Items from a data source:
☆ ☆ ☆
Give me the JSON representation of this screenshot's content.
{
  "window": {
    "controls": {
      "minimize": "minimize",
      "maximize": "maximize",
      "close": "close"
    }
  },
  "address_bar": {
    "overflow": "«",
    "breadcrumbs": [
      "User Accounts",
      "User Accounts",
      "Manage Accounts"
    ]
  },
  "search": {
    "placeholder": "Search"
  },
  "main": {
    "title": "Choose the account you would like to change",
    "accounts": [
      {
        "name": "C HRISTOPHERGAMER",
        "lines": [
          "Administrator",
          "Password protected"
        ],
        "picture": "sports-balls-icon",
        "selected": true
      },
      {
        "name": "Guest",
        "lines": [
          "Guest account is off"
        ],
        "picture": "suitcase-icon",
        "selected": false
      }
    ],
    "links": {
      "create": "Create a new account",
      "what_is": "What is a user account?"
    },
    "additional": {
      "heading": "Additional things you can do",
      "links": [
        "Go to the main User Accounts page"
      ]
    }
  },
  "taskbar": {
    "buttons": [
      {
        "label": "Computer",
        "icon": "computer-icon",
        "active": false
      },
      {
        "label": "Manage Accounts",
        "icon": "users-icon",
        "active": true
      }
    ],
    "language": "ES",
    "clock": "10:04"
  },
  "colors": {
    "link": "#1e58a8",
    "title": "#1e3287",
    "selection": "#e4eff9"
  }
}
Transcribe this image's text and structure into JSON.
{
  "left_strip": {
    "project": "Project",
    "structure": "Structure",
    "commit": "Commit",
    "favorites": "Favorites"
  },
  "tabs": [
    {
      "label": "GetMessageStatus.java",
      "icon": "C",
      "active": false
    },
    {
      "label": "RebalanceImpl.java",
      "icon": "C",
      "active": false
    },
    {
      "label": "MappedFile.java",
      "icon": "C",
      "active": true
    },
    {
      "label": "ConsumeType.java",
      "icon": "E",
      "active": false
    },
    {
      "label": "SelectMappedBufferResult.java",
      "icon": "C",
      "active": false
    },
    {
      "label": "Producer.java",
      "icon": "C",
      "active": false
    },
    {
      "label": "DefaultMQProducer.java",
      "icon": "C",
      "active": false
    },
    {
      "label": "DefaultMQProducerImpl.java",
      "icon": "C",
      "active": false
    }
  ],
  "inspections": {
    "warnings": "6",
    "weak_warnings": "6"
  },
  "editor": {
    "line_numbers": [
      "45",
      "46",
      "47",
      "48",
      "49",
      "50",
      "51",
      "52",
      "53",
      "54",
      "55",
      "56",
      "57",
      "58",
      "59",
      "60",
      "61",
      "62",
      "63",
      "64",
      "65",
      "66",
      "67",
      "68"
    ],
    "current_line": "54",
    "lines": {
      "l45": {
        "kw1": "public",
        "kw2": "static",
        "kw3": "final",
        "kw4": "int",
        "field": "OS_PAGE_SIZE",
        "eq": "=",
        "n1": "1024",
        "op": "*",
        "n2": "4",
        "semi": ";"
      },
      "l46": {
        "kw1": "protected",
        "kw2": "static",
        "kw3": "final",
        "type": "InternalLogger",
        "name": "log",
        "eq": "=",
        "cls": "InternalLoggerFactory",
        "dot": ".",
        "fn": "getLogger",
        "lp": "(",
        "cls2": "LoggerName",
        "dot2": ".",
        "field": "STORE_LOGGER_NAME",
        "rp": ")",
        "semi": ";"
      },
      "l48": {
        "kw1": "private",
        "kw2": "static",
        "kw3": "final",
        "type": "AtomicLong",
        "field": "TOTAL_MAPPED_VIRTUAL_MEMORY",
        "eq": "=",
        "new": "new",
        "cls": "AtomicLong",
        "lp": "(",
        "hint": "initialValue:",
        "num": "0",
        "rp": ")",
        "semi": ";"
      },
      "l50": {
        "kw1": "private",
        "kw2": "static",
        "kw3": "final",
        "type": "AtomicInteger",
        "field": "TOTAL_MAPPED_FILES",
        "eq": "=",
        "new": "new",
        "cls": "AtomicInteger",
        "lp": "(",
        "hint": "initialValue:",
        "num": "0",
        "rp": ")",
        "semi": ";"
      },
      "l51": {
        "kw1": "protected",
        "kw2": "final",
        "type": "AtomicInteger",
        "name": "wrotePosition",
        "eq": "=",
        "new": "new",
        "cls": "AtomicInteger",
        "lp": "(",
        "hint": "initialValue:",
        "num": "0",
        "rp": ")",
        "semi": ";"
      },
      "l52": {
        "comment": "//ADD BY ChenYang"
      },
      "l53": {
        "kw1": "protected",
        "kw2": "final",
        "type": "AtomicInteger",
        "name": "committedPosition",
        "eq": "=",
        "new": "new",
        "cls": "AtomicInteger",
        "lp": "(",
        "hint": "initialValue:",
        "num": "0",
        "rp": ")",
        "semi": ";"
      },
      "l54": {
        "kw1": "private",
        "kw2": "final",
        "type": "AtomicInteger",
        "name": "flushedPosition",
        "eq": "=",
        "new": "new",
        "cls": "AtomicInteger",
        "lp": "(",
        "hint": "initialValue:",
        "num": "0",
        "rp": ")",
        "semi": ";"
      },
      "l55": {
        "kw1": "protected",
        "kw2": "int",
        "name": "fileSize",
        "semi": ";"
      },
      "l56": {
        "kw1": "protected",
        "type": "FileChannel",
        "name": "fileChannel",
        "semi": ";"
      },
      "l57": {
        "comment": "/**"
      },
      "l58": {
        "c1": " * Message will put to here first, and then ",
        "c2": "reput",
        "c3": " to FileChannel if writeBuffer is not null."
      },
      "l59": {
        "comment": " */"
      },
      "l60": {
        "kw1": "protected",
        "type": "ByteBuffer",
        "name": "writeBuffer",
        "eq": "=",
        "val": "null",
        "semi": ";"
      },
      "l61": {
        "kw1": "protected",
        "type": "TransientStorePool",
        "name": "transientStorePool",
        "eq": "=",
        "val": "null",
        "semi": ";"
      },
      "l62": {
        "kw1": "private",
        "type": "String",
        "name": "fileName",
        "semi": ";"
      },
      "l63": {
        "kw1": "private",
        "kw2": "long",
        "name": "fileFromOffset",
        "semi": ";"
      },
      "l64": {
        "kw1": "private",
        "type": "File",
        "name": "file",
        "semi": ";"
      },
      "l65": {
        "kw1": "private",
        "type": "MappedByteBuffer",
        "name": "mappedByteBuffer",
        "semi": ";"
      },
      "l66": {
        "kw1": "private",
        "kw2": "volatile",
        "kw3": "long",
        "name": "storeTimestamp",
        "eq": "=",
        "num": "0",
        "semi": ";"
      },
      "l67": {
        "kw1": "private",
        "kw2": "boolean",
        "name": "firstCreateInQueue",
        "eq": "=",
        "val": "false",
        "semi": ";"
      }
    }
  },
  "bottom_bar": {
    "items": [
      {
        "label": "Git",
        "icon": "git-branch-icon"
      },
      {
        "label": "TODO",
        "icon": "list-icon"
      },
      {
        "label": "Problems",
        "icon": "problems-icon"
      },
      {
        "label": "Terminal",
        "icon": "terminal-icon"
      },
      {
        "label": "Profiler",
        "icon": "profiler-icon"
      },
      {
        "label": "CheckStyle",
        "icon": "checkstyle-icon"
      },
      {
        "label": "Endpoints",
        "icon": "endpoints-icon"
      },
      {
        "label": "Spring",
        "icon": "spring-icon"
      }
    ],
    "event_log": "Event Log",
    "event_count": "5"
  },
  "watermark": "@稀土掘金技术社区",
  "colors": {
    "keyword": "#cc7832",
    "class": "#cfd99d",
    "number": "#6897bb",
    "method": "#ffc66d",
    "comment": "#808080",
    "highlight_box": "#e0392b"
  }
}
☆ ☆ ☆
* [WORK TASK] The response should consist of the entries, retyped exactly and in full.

* [OUTPUT BELOW]
Give me the JSON representation of this screenshot's content.
{
  "window": {
    "controls": {
      "minimize": "minimize",
      "maximize": "maximize",
      "close": "close"
    }
  },
  "address_bar": {
    "overflow": "«",
    "breadcrumbs": [
      "User Accounts",
      "User Accounts",
      "Manage Accounts"
    ]
  },
  "search": {
    "placeholder": "Search"
  },
  "main": {
    "title": "Choose the account you would like to change",
    "accounts": [
      {
        "name": "C HRISTOPHERGAMER",
        "lines": [
          "Administrator",
          "Password protected"
        ],
        "picture": "sports-balls-icon",
        "selected": true
      },
      {
        "name": "Guest",
        "lines": [
          "Guest account is off"
        ],
        "picture": "suitcase-icon",
        "selected": false
      }
    ],
    "links": {
      "create": "Create a new account",
      "what_is": "What is a user account?"
    },
    "additional": {
      "heading": "Additional things you can do",
      "links": [
        "Go to the main User Accounts page"
      ]
    }
  },
  "taskbar": {
    "buttons": [
      {
        "label": "Computer",
        "icon": "computer-icon",
        "active": false
      },
      {
        "label": "Manage Accounts",
        "icon": "users-icon",
        "active": true
      }
    ],
    "language": "ES",
    "clock": "10:04"
  },
  "colors": {
    "link": "#1e58a8",
    "title": "#1e3287",
    "selection": "#e4eff9"
  }
}
Transcribe this image's text and structure into JSON.
{
  "left_strip": {
    "project": "Project",
    "structure": "Structure",
    "commit": "Commit",
    "favorites": "Favorites"
  },
  "tabs": [
    {
      "label": "GetMessageStatus.java",
      "icon": "C",
      "active": false
    },
    {
      "label": "RebalanceImpl.java",
      "icon": "C",
      "active": false
    },
    {
      "label": "MappedFile.java",
      "icon": "C",
      "active": true
    },
    {
      "label": "ConsumeType.java",
      "icon": "E",
      "active": false
    },
    {
      "label": "SelectMappedBufferResult.java",
      "icon": "C",
      "active": false
    },
    {
      "label": "Producer.java",
      "icon": "C",
      "active": false
    },
    {
      "label": "DefaultMQProducer.java",
      "icon": "C",
      "active": false
    },
    {
      "label": "DefaultMQProducerImpl.java",
      "icon": "C",
      "active": false
    }
  ],
  "inspections": {
    "warnings": "6",
    "weak_warnings": "6"
  },
  "editor": {
    "line_numbers": [
      "45",
      "46",
      "47",
      "48",
      "49",
      "50",
      "51",
      "52",
      "53",
      "54",
      "55",
      "56",
      "57",
      "58",
      "59",
      "60",
      "61",
      "62",
      "63",
      "64",
      "65",
      "66",
      "67",
      "68"
    ],
    "current_line": "54",
    "lines": {
      "l45": {
        "kw1": "public",
        "kw2": "static",
        "kw3": "final",
        "kw4": "int",
        "field": "OS_PAGE_SIZE",
        "eq": "=",
        "n1": "1024",
        "op": "*",
        "n2": "4",
        "semi": ";"
      },
      "l46": {
        "kw1": "protected",
        "kw2": "static",
        "kw3": "final",
        "type": "InternalLogger",
        "name": "log",
        "eq": "=",
        "cls": "InternalLoggerFactory",
        "dot": ".",
        "fn": "getLogger",
        "lp": "(",
        "cls2": "LoggerName",
        "dot2": ".",
        "field": "STORE_LOGGER_NAME",
        "rp": ")",
        "semi": ";"
      },
      "l48": {
        "kw1": "private",
        "kw2": "static",
        "kw3": "final",
        "type": "AtomicLong",
        "field": "TOTAL_MAPPED_VIRTUAL_MEMORY",
        "eq": "=",
        "new": "new",
        "cls": "AtomicLong",
        "lp": "(",
        "hint": "initialValue:",
        "num": "0",
        "rp": ")",
        "semi": ";"
      },
      "l50": {
        "kw1": "private",
        "kw2": "static",
        "kw3": "final",
        "type": "AtomicInteger",
        "field": "TOTAL_MAPPED_FILES",
        "eq": "=",
        "new": "new",
        "cls": "AtomicInteger",
        "lp": "(",
        "hint": "initialValue:",
        "num": "0",
        "rp": ")",
        "semi": ";"
      },
      "l51": {
        "kw1": "protected",
        "kw2": "final",
        "type": "AtomicInteger",
        "name": "wrotePosition",
        "eq": "=",
        "new": "new",
        "cls": "AtomicInteger",
        "lp": "(",
        "hint": "initialValue:",
        "num": "0",
        "rp": ")",
        "semi": ";"
      },
      "l52": {
        "comment": "//ADD BY ChenYang"
      },
      "l53": {
        "kw1": "protected",
        "kw2": "final",
        "type": "AtomicInteger",
        "name": "committedPosition",
        "eq": "=",
        "new": "new",
        "cls": "AtomicInteger",
        "lp": "(",
        "hint": "initialValue:",
        "num": "0",
        "rp": ")",
        "semi": ";"
      },
      "l54": {
        "kw1": "private",
        "kw2": "final",
        "type": "AtomicInteger",
        "name": "flushedPosition",
        "eq": "=",
        "new": "new",
        "cls": "AtomicInteger",
        "lp": "(",
        "hint": "initialValue:",
        "num": "0",
        "rp": ")",
        "semi": ";"
      },
      "l55": {
        "kw1": "protected",
        "kw2": "int",
        "name": "fileSize",
        "semi": ";"
      },
      "l56": {
        "kw1": "protected",
        "type": "FileChannel",
        "name": "fileChannel",
        "semi": ";"
      },
      "l57": {
        "comment": "/**"
      },
      "l58": {
        "c1": " * Message will put to here first, and then ",
        "c2": "reput",
        "c3": " to FileChannel if writeBuffer is not null."
      },
      "l59": {
        "comment": " */"
      },
      "l60": {
        "kw1": "protected",
        "type": "ByteBuffer",
        "name": "writeBuffer",
        "eq": "=",
        "val": "null",
        "semi": ";"
      },
      "l61": {
        "kw1": "protected",
        "type": "TransientStorePool",
        "name": "transientStorePool",
        "eq": "=",
        "val": "null",
        "semi": ";"
      },
      "l62": {
        "kw1": "private",
        "type": "String",
        "name": "fileName",
        "semi": ";"
      },
      "l63": {
        "kw1": "private",
        "kw2": "long",
        "name": "fileFromOffset",
        "semi": ";"
      },
      "l64": {
        "kw1": "private",
        "type": "File",
        "name": "file",
        "semi": ";"
      },
      "l65": {
        "kw1": "private",
        "type": "MappedByteBuffer",
        "name": "mappedByteBuffer",
        "semi": ";"
      },
      "l66": {
        "kw1": "private",
        "kw2": "volatile",
        "kw3": "long",
        "name": "storeTimestamp",
        "eq": "=",
        "num": "0",
        "semi": ";"
      },
      "l67": {
        "kw1": "private",
        "kw2": "boolean",
        "name": "firstCreateInQueue",
        "eq": "=",
        "val": "false",
        "semi": ";"
      }
    }
  },
  "bottom_bar": {
    "items": [
      {
        "label": "Git",
        "icon": "git-branch-icon"
      },
      {
        "label": "TODO",
        "icon": "list-icon"
      },
      {
        "label": "Problems",
        "icon": "problems-icon"
      },
      {
        "label": "Terminal",
        "icon": "terminal-icon"
      },
      {
        "label": "Profiler",
        "icon": "profiler-icon"
      },
      {
        "label": "CheckStyle",
        "icon": "checkstyle-icon"
      },
      {
        "label": "Endpoints",
        "icon": "endpoints-icon"
      },
      {
        "label": "Spring",
        "icon": "spring-icon"
      }
    ],
    "event_log": "Event Log",
    "event_count": "5"
  },
  "watermark": "@稀土掘金技术社区",
  "colors": {
    "keyword": "#cc7832",
    "class": "#cfd99d",
    "number": "#6897bb",
    "method": "#ffc66d",
    "comment": "#808080",
    "highlight_box": "#e0392b"
  }
}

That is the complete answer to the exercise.